How Young Americans View Religious Freedom

A recent study, commissioned by the Becket Fund for Religious Liberty, attempts to measure American attitudes toward religious pluralism and religious tolerance, as well as the related constitutional questions. Focusing on what the results reveal about Generation Z (those born in the late 1990s and afterward), Kelsey Dallas writes:

The good news is that most of the country is generally supportive of religious rights—especially when those rights ensure that members of minority groups feel safe living out their faith. . . . The bad news is that skepticism about religious freedom has a clear source, and it’s one that will exert a growing influence over the country in years to come.

The new research showed that members of Gen Z were less likely than members of other generations—often by a wide margin—to “accept and support” policies that protect the right of people of faith, including religious business owners, to hold unpopular or controversial beliefs. For example, just one-third of Gen Z said individuals who believe marriage should only be between one man and one woman should be protected from discrimination, fines or other penalties, compared to 44 percent of respondents overall.
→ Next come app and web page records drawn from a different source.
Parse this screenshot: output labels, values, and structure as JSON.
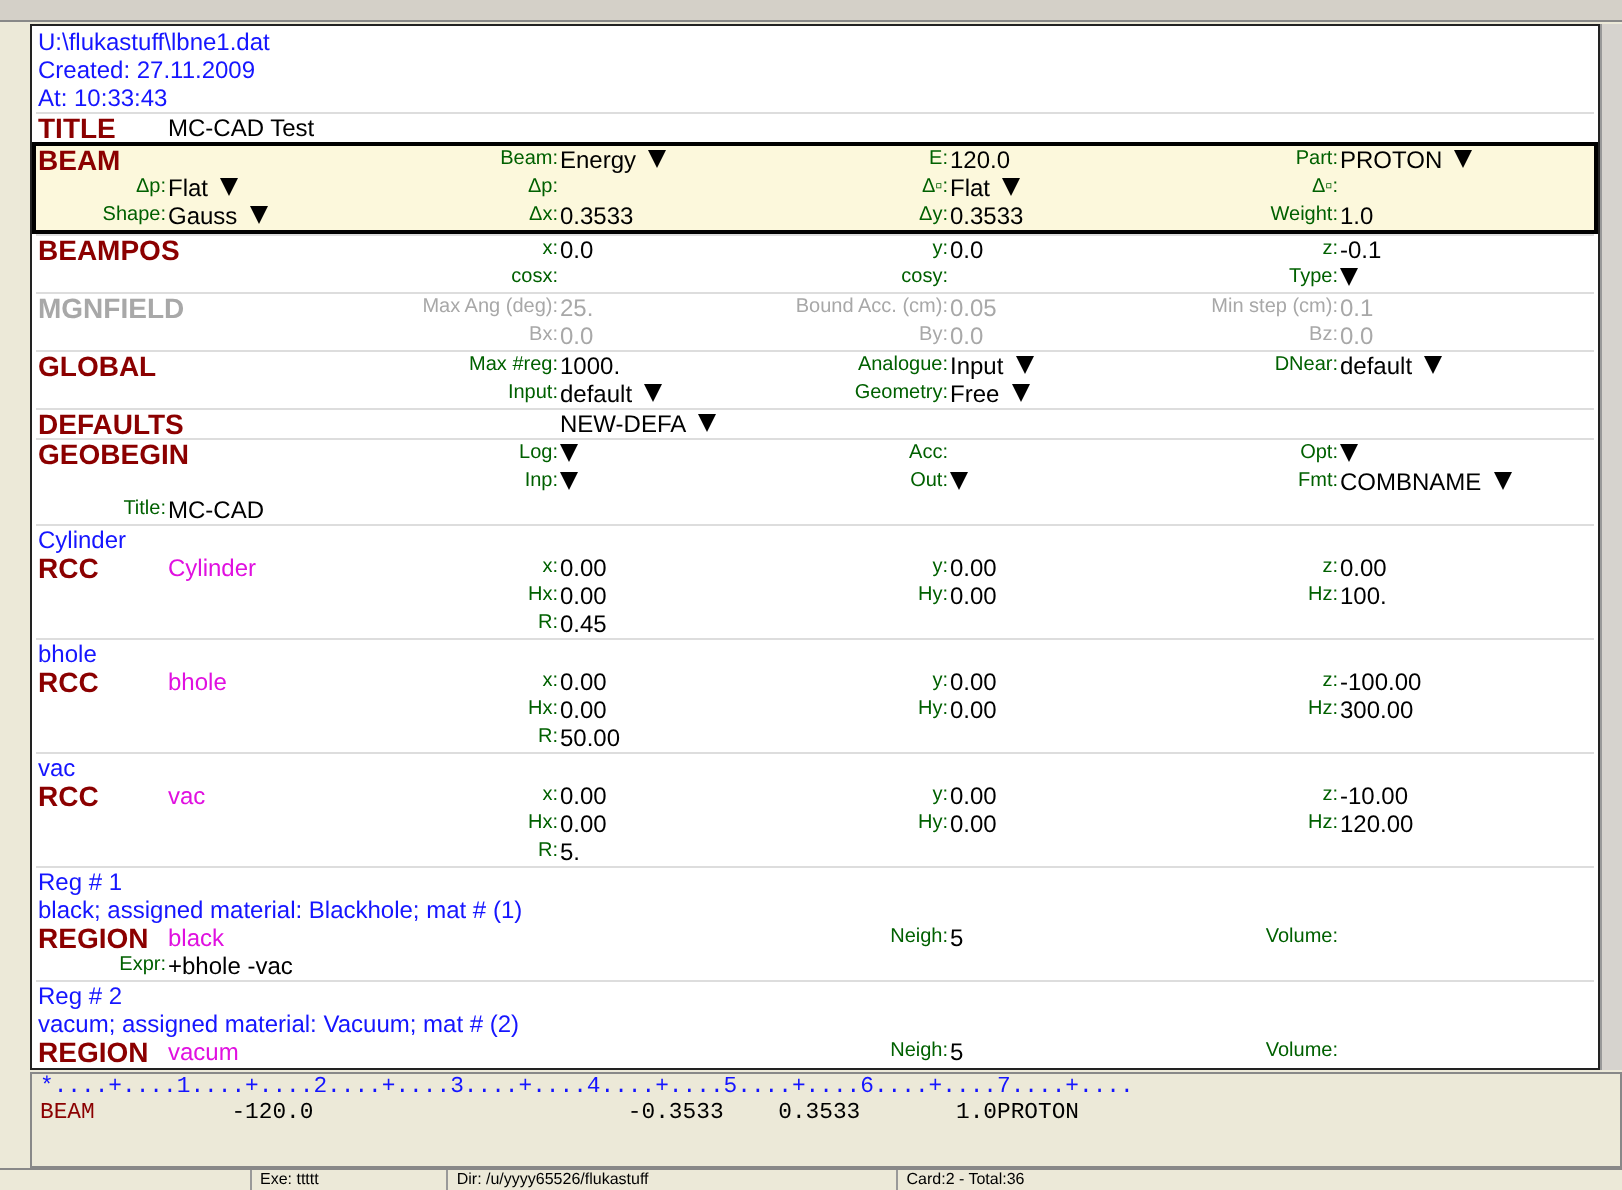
{
  "file_info": [
    "U:\\flukastuff\\lbne1.dat",
    "Created: 27.11.2009",
    "At: 10:33:43"
  ],
  "cards": [
    {
      "selected": false,
      "disabled": false,
      "rows": [
        {
          "name": "TITLE",
          "side": {
            "kind": "entry",
            "value": "MC-CAD Test"
          }
        }
      ]
    },
    {
      "selected": true,
      "disabled": false,
      "rows": [
        {
          "name": "BEAM",
          "col_1": {
            "kind": "choice",
            "label": "Beam:",
            "value": "Energy"
          },
          "col_2": {
            "kind": "entry",
            "label": "E:",
            "value": "120.0"
          },
          "col_3": {
            "kind": "choice",
            "label": "Part:",
            "value": "PROTON"
          }
        },
        {
          "side": {
            "kind": "choice",
            "label": "Δp:",
            "value": "Flat"
          },
          "col_1": {
            "kind": "entry",
            "label": "Δp:"
          },
          "col_2": {
            "kind": "choice",
            "label": "Δ▫:",
            "value": "Flat"
          },
          "col_3": {
            "kind": "entry",
            "label": "Δ▫:"
          }
        },
        {
          "side": {
            "kind": "choice",
            "label": "Shape:",
            "value": "Gauss"
          },
          "col_1": {
            "kind": "entry",
            "label": "Δx:",
            "value": "0.3533"
          },
          "col_2": {
            "kind": "entry",
            "label": "Δy:",
            "value": "0.3533"
          },
          "col_3": {
            "kind": "entry",
            "label": "Weight:",
            "value": "1.0"
          }
        }
      ]
    },
    {
      "selected": false,
      "disabled": false,
      "rows": [
        {
          "name": "BEAMPOS",
          "col_1": {
            "kind": "entry",
            "label": "x:",
            "value": "0.0"
          },
          "col_2": {
            "kind": "entry",
            "label": "y:",
            "value": "0.0"
          },
          "col_3": {
            "kind": "entry",
            "label": "z:",
            "value": "-0.1"
          }
        },
        {
          "col_1": {
            "kind": "entry",
            "label": "cosx:"
          },
          "col_2": {
            "kind": "entry",
            "label": "cosy:"
          },
          "col_3": {
            "kind": "choice",
            "label": "Type:"
          }
        }
      ]
    },
    {
      "selected": false,
      "disabled": true,
      "rows": [
        {
          "name": "MGNFIELD",
          "col_1": {
            "kind": "entry",
            "label": "Max Ang (deg):",
            "value": "25."
          },
          "col_2": {
            "kind": "entry",
            "label": "Bound Acc. (cm):",
            "value": "0.05"
          },
          "col_3": {
            "kind": "entry",
            "label": "Min step (cm):",
            "value": "0.1"
          }
        },
        {
          "col_1": {
            "kind": "entry",
            "label": "Bx:",
            "value": "0.0"
          },
          "col_2": {
            "kind": "entry",
            "label": "By:",
            "value": "0.0"
          },
          "col_3": {
            "kind": "entry",
            "label": "Bz:",
            "value": "0.0"
          }
        }
      ]
    },
    {
      "selected": false,
      "disabled": false,
      "rows": [
        {
          "name": "GLOBAL",
          "col_1": {
            "kind": "entry",
            "label": "Max #reg:",
            "value": "1000."
          },
          "col_2": {
            "kind": "choice",
            "label": "Analogue:",
            "value": "Input"
          },
          "col_3": {
            "kind": "choice",
            "label": "DNear:",
            "value": "default"
          }
        },
        {
          "col_1": {
            "kind": "choice",
            "label": "Input:",
            "value": "default"
          },
          "col_2": {
            "kind": "choice",
            "label": "Geometry:",
            "value": "Free"
          }
        }
      ]
    },
    {
      "selected": false,
      "disabled": false,
      "rows": [
        {
          "name": "DEFAULTS",
          "col_1": {
            "kind": "choice",
            "value": "NEW-DEFA"
          }
        }
      ]
    },
    {
      "selected": false,
      "disabled": false,
      "rows": [
        {
          "name": "GEOBEGIN",
          "col_1": {
            "kind": "choice",
            "label": "Log:"
          },
          "col_2": {
            "kind": "entry",
            "label": "Acc:"
          },
          "col_3": {
            "kind": "choice",
            "label": "Opt:"
          }
        },
        {
          "col_1": {
            "kind": "choice",
            "label": "Inp:"
          },
          "col_2": {
            "kind": "choice",
            "label": "Out:"
          },
          "col_3": {
            "kind": "choice",
            "label": "Fmt:",
            "value": "COMBNAME"
          }
        },
        {
          "side": {
            "kind": "entry",
            "label": "Title:",
            "value": "MC-CAD"
          }
        }
      ]
    },
    {
      "selected": false,
      "disabled": false,
      "notes": [
        "Cylinder"
      ],
      "rows": [
        {
          "name": "RCC",
          "tag": "Cylinder",
          "col_1": {
            "kind": "entry",
            "label": "x:",
            "value": "0.00"
          },
          "col_2": {
            "kind": "entry",
            "label": "y:",
            "value": "0.00"
          },
          "col_3": {
            "kind": "entry",
            "label": "z:",
            "value": "0.00"
          }
        },
        {
          "col_1": {
            "kind": "entry",
            "label": "Hx:",
            "value": "0.00"
          },
          "col_2": {
            "kind": "entry",
            "label": "Hy:",
            "value": "0.00"
          },
          "col_3": {
            "kind": "entry",
            "label": "Hz:",
            "value": "100."
          }
        },
        {
          "col_1": {
            "kind": "entry",
            "label": "R:",
            "value": "0.45"
          }
        }
      ]
    },
    {
      "selected": false,
      "disabled": false,
      "notes": [
        "bhole"
      ],
      "rows": [
        {
          "name": "RCC",
          "tag": "bhole",
          "col_1": {
            "kind": "entry",
            "label": "x:",
            "value": "0.00"
          },
          "col_2": {
            "kind": "entry",
            "label": "y:",
            "value": "0.00"
          },
          "col_3": {
            "kind": "entry",
            "label": "z:",
            "value": "-100.00"
          }
        },
        {
          "col_1": {
            "kind": "entry",
            "label": "Hx:",
            "value": "0.00"
          },
          "col_2": {
            "kind": "entry",
            "label": "Hy:",
            "value": "0.00"
          },
          "col_3": {
            "kind": "entry",
            "label": "Hz:",
            "value": "300.00"
          }
        },
        {
          "col_1": {
            "kind": "entry",
            "label": "R:",
            "value": "50.00"
          }
        }
      ]
    },
    {
      "selected": false,
      "disabled": false,
      "notes": [
        "vac"
      ],
      "rows": [
        {
          "name": "RCC",
          "tag": "vac",
          "col_1": {
            "kind": "entry",
            "label": "x:",
            "value": "0.00"
          },
          "col_2": {
            "kind": "entry",
            "label": "y:",
            "value": "0.00"
          },
          "col_3": {
            "kind": "entry",
            "label": "z:",
            "value": "-10.00"
          }
        },
        {
          "col_1": {
            "kind": "entry",
            "label": "Hx:",
            "value": "0.00"
          },
          "col_2": {
            "kind": "entry",
            "label": "Hy:",
            "value": "0.00"
          },
          "col_3": {
            "kind": "entry",
            "label": "Hz:",
            "value": "120.00"
          }
        },
        {
          "col_1": {
            "kind": "entry",
            "label": "R:",
            "value": "5."
          }
        }
      ]
    },
    {
      "selected": false,
      "disabled": false,
      "notes": [
        "Reg # 1",
        "black; assigned material: Blackhole; mat # (1)"
      ],
      "rows": [
        {
          "name": "REGION",
          "tag": "black",
          "col_2": {
            "kind": "entry",
            "label": "Neigh:",
            "value": "5"
          },
          "col_3": {
            "kind": "entry",
            "label": "Volume:"
          }
        },
        {
          "side": {
            "kind": "entry",
            "label": "Expr:",
            "value": "+bhole -vac"
          }
        }
      ]
    },
    {
      "selected": false,
      "disabled": false,
      "notes": [
        "Reg # 2",
        "vacum; assigned material: Vacuum; mat # (2)"
      ],
      "rows": [
        {
          "name": "REGION",
          "tag": "vacum",
          "col_2": {
            "kind": "entry",
            "label": "Neigh:",
            "value": "5"
          },
          "col_3": {
            "kind": "entry",
            "label": "Volume:"
          }
        }
      ]
    }
  ],
  "output": {
    "ruler": "*....+....1....+....2....+....3....+....4....+....5....+....6....+....7....+....",
    "card_name": "BEAM",
    "card_fields": "          -120.0                       -0.3533    0.3533       1.0PROTON"
  },
  "status_bar": [
    "Exe: ttttt",
    "Dir: /u/yyyy65526/flukastuff",
    "Card:2 - Total:36"
  ]
}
One possible explanation for these trends . . . is that Gen Z is the least religious generation. Around one-third of Gen Z identifies as religiously unaffiliated, compared to 29 percent of millennials, 25 percent of Generation X, and 18 percent of baby boomers, according to the Survey Center on American Life.
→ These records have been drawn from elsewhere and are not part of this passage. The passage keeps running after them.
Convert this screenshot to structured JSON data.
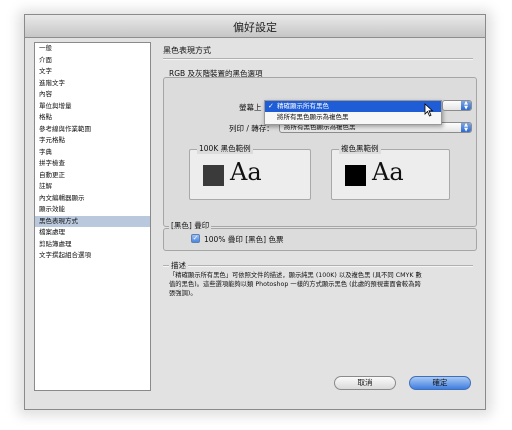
{
  "window": {
    "title": "偏好設定"
  },
  "sidebar": {
    "items": [
      "一般",
      "介面",
      "文字",
      "進階文字",
      "內容",
      "單位與增量",
      "格點",
      "參考線與作業範圍",
      "字元格點",
      "字典",
      "拼字檢查",
      "自動更正",
      "註解",
      "內文編輯器顯示",
      "顯示效能",
      "黑色表現方式",
      "檔案處理",
      "剪貼簿處理",
      "文字撰起組合選項"
    ],
    "selected_index": 15
  },
  "main": {
    "title": "黑色表現方式",
    "rgb_group": {
      "label": "RGB 及灰階裝置的黑色選項",
      "screen_label": "螢幕上",
      "print_label": "列印 / 轉存：",
      "print_value": "將所有黑色顯示為複色黑",
      "dropdown_options": [
        {
          "label": "精確顯示所有黑色",
          "checked": true,
          "highlighted": true
        },
        {
          "label": "將所有黑色顯示為複色黑",
          "checked": false,
          "highlighted": false
        }
      ]
    },
    "sample_100k": {
      "label": "100K 黑色範例",
      "text": "Aa",
      "swatch_color": "#3a3a3a"
    },
    "sample_rich": {
      "label": "複色黑範例",
      "text": "Aa",
      "swatch_color": "#000000"
    },
    "overprint_group": {
      "label": "[黑色] 疊印",
      "checkbox_label": "100% 疊印 [黑色] 色票",
      "checked": true
    },
    "description": {
      "label": "描述",
      "line1": "「精確顯示所有黑色」可依照文件的描述，顯示純黑 (100K) 以及複色黑 (具不同 CMYK 數",
      "line2": "值的黑色)。這些選項能夠以類 Photoshop 一樣的方式顯示黑色 (此處的預視畫面會較為跨",
      "line3": "張強調)。"
    }
  },
  "buttons": {
    "cancel": "取消",
    "ok": "確定"
  },
  "colors": {
    "accent": "#2c6ad0",
    "selection": "#b9c8dd",
    "menu_highlight": "#1f5dd6"
  }
}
While 85 percent of respondents correctly noted that free speech is one of the rights guaranteed by the First Amendment, just 47 percent remembered that it also protects religious freedom, the survey found.
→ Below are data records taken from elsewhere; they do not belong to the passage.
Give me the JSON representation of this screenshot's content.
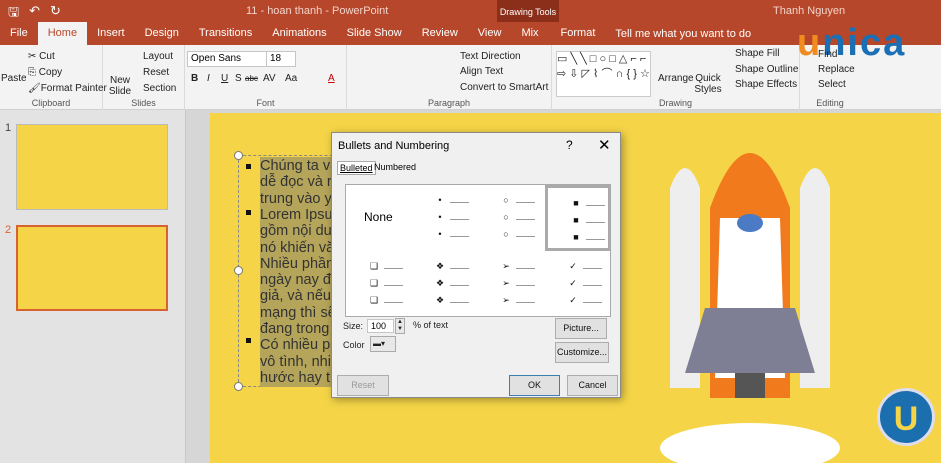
{
  "titlebar": {
    "title": "11 - hoan thanh  -  PowerPoint",
    "context_tab": "Drawing Tools",
    "user": "Thanh Nguyen"
  },
  "tabs": [
    "File",
    "Home",
    "Insert",
    "Design",
    "Transitions",
    "Animations",
    "Slide Show",
    "Review",
    "View",
    "Mix",
    "Format"
  ],
  "tell_me": "Tell me what you want to do",
  "brand": {
    "logo_prefix": "u",
    "logo_rest": "nica",
    "corner_badge": "U"
  },
  "ribbon": {
    "clipboard": {
      "paste": "Paste",
      "cut": "Cut",
      "copy": "Copy",
      "format_painter": "Format Painter",
      "label": "Clipboard"
    },
    "slides": {
      "new_slide": "New Slide",
      "layout": "Layout",
      "reset": "Reset",
      "section": "Section",
      "label": "Slides"
    },
    "font": {
      "name": "Open Sans",
      "size": "18",
      "bold": "B",
      "italic": "I",
      "underline": "U",
      "shadow": "S",
      "strike": "abc",
      "spacing": "AV",
      "case": "Aa",
      "color": "A",
      "label": "Font"
    },
    "paragraph": {
      "text_direction": "Text Direction",
      "align_text": "Align Text",
      "convert": "Convert to SmartArt",
      "label": "Paragraph"
    },
    "drawing": {
      "arrange": "Arrange",
      "quick_styles": "Quick Styles",
      "shape_fill": "Shape Fill",
      "shape_outline": "Shape Outline",
      "shape_effects": "Shape Effects",
      "label": "Drawing"
    },
    "editing": {
      "find": "Find",
      "replace": "Replace",
      "select": "Select",
      "label": "Editing"
    }
  },
  "thumbnails": [
    {
      "number": "1"
    },
    {
      "number": "2"
    }
  ],
  "slide_text": [
    "Chúng ta vẫ",
    "dễ đọc và rõ",
    "trung vào yế",
    "Lorem Ipsum",
    "gồm nội du",
    "nó khiến văn",
    "Nhiều phần",
    "ngày nay đã",
    "giả, và nếu b",
    "mạng thì sẽ",
    "đang trong",
    "Có nhiều ph",
    "vô tình, nhiề",
    "hước hay th"
  ],
  "dialog": {
    "title": "Bullets and Numbering",
    "help": "?",
    "close": "✕",
    "tabs": [
      "Bulleted",
      "Numbered"
    ],
    "none_label": "None",
    "bullets": [
      "•",
      "○",
      "■",
      "❑",
      "❖",
      "➢",
      "✓"
    ],
    "size_label": "Size:",
    "size_value": "100",
    "size_unit": "% of text",
    "color_label": "Color",
    "picture": "Picture...",
    "customize": "Customize...",
    "reset": "Reset",
    "ok": "OK",
    "cancel": "Cancel"
  },
  "colors": {
    "accent": "#b7472a",
    "slide": "#f5d547"
  }
}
Read more at Deseret News

More about: American Religion, First Amendment, Freedom of Religion

 

Only Hamas’s Defeat Can Pave the Path to Peace

Opponents of the IDF’s campaign in Gaza often appeal to two related arguments: that Hamas is rooted in a set of ideas and thus cannot be defeated militarily, and that the destruction in Gaza only further radicalizes Palestinians, thus increasing the threat to Israel. Rejecting both lines of thinking, Ghaith al-Omar writes:

What makes Hamas and similar militant organizations effective is not their ideologies but their ability to act on them. For Hamas, the sustained capacity to use violence was key to helping it build political power. Back in the 1990s, Hamas’s popularity was at its lowest point, as most Palestinians believed that liberation could be achieved by peaceful and diplomatic means. Its use of violence derailed that concept, but it established Hamas as a political alternative.

Ever since, the use of force and violence has been an integral part of Hamas’s strategy. . . . Indeed, one lesson from October 7 is that while Hamas maintains its military and violent capabilities, it will remain capable of shaping the political reality. To be defeated, Hamas must be denied that. This can only be done through the use of force.

Any illusions that Palestinian and Israeli societies can now trust one another or even develop a level of coexistence anytime soon should be laid to rest. If it can ever be reached, such an outcome is at best a generational endeavor. . . . Hamas triggered war and still insists that it would do it all again given the chance, so it will be hard-pressed to garner a following from Palestinians in Gaza who suffered so horribly for its decision.

Read more at Washington Institute for Near East Policy

More about: Gaza War 2023, Hamas, Israeli-Palestinian Conflict